**Task brief:** Repeat all the lines below exactly, but omit the pictures.

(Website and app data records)
%%
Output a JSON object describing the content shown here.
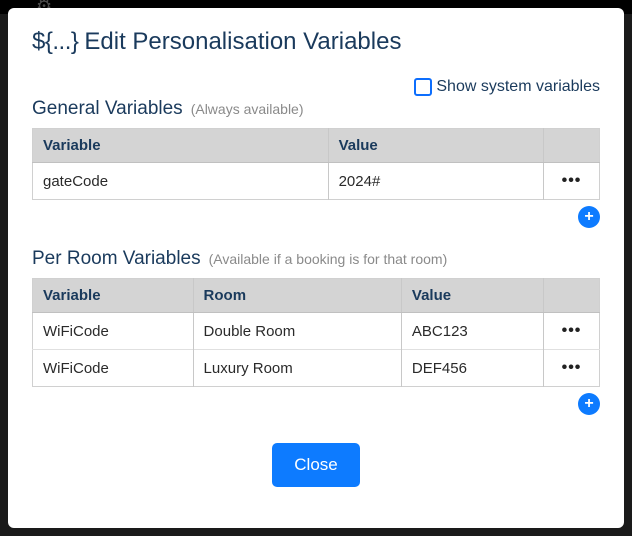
{
  "modal": {
    "title_prefix": "${...}",
    "title_text": "Edit Personalisation Variables",
    "show_system_label": "Show system variables",
    "close_label": "Close"
  },
  "general": {
    "heading": "General Variables",
    "hint": "(Always available)",
    "columns": {
      "variable": "Variable",
      "value": "Value"
    },
    "rows": [
      {
        "variable": "gateCode",
        "value": "2024#"
      }
    ]
  },
  "per_room": {
    "heading": "Per Room Variables",
    "hint": "(Available if a booking is for that room)",
    "columns": {
      "variable": "Variable",
      "room": "Room",
      "value": "Value"
    },
    "rows": [
      {
        "variable": "WiFiCode",
        "room": "Double Room",
        "value": "ABC123"
      },
      {
        "variable": "WiFiCode",
        "room": "Luxury Room",
        "value": "DEF456"
      }
    ]
  },
  "icons": {
    "ellipsis": "•••",
    "plus": "+"
  }
}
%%
**Exercise result:**
Output a JSON object describing the content shown here.
{
  "modal": {
    "title_prefix": "${...}",
    "title_text": "Edit Personalisation Variables",
    "show_system_label": "Show system variables",
    "close_label": "Close"
  },
  "general": {
    "heading": "General Variables",
    "hint": "(Always available)",
    "columns": {
      "variable": "Variable",
      "value": "Value"
    },
    "rows": [
      {
        "variable": "gateCode",
        "value": "2024#"
      }
    ]
  },
  "per_room": {
    "heading": "Per Room Variables",
    "hint": "(Available if a booking is for that room)",
    "columns": {
      "variable": "Variable",
      "room": "Room",
      "value": "Value"
    },
    "rows": [
      {
        "variable": "WiFiCode",
        "room": "Double Room",
        "value": "ABC123"
      },
      {
        "variable": "WiFiCode",
        "room": "Luxury Room",
        "value": "DEF456"
      }
    ]
  },
  "icons": {
    "ellipsis": "•••",
    "plus": "+"
  }
}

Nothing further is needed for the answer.